national level by the Department. He was also awarded the 2003
Outdoor Life Magazine Conservationist of the Year Award and the
Norville Prosser Lifetime Achievement Award presented by the American
Range was profiled by Time magazine in 2005 for his efforts to expand
the availability of conservation easements, and a Wall Street Journal
story that same year highlighted Range's successful efforts to
engineer the rollback of an excise tax that was unintentionally
placing American fly rod manufacturers at a huge competitive
disadvantage. Of Range and Rod DeArment, a former chief of staff to
Bob Dole when he was Senate majority leader, the Journal reported, "The men worked together to push through pillars of the
Reagan agenda -- tax cuts in 1981 and the last big reform of the
Social Security system in 1983 -- but also were allies in a little-
noticed 1984 law that placed excise taxes on fishing gear and some
motor fuels into a trust fund that sponsored state programs to clean
up rivers and improve fishing ecosystems."
When still serving as chairman of the Senate Energy and Natural
Resources Committee, Senator Pete Domenici of New Mexico said of
Range, "Jim Range has been one of those rare individuals who has
dedicated his life to bringing opposing parties together to unite
for a common good. He did it as a senior staff in the United States
Senate working on clean air, clean water, and wildlife issues. He is
still doing it in the conservation field now with the Theodore
Roosevelt Conservation Partnership. I truly believe that if
extremists on both sides of the environmental spectrum could learn
from Jim's wisdom and work, the whole country would be better off."
Range enjoyed a wide variety of outdoor activities, but loved hunting
and fishing the most. He pursued both passions all over the world but
ended up falling in love with Montana and its trout and game birds.
He spent as much time as he could at his property on the Missouri
River in Craig, Montana, the Flyway Ranch. Range graciously hosted

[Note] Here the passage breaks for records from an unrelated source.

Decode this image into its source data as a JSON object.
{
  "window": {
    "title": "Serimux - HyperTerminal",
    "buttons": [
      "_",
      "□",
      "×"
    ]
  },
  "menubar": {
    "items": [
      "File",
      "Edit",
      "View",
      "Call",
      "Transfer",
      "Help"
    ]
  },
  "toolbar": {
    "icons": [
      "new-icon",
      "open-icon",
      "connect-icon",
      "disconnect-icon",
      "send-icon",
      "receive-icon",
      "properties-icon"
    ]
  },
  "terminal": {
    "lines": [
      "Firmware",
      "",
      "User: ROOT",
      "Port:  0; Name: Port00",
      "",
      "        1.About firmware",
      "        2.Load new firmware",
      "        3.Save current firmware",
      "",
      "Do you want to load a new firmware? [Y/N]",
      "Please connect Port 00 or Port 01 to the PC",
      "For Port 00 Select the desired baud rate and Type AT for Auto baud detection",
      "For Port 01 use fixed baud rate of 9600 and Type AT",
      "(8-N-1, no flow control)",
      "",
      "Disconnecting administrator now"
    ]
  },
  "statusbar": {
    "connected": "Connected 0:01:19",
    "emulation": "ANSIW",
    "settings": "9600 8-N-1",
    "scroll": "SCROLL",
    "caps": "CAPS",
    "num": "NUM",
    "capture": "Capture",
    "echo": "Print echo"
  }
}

many important events over the years for leaders from political,
business, non-governmental organization and media circles. It was his
personal bastion of respite as he found relief from his many
commitments and busy schedule on the waters of the Missouri River
with a fly rod in his hands.
In addition to hunting and fishing Jim enjoyed pastimes close to
home. Jim was an avid backyard birder and loved tending to his
perennial garden. He had a special place in his heart for orchids,
which he raised in a greenhouse dedicated to that purpose. He had a
multitude of bird feeders that he faithfully replenished throughout
the year. Jim's back garden in the springtime was a magical oasis of
colorful blossoms and birds, scent and song, where he loved to work
in the early morning and relax in the evenings. Jim was also a
renowned gourmet cook. Friends far and wide were drawn to his table,
where they knew they would enjoy an exceptional mealusually
featuring fresh game or fishnumerous libations and lively political
debate that would last late into the early morning hours.
Growing up in Johnson City, Jim learned his love of the outdoors in
the mountains of Tennessee. He was an Eagle Scout, acting as an
aquatics instructor at Camp Tom Howard, attending National Camping
School and working at Philmont Scout Ranch. He attended Science Hill
High School. Range attained a B.S. degree at Tulane University, a
M.S. in fisheries biology from Tennessee Tech, and graduated from the
University of Miami School of Law.
Jim is survived by twin daughters Kimberly Range Truesdale and
Allison Range, both of Arlington, Va.; his father Dr. James J. (Bud)
Range of Johnson City, Tenn. and Marco Island, Fla.; brothers Harry
of Marietta, Ga., John Neel of Braselton, Ga. and Peter of Richmond
Hills, Ga.; and friend Anni Ince-McKillop and her two children, Greg
and Jess McKillop of Washington, DC. Range was preceded in death by
his mother, Estelle Range.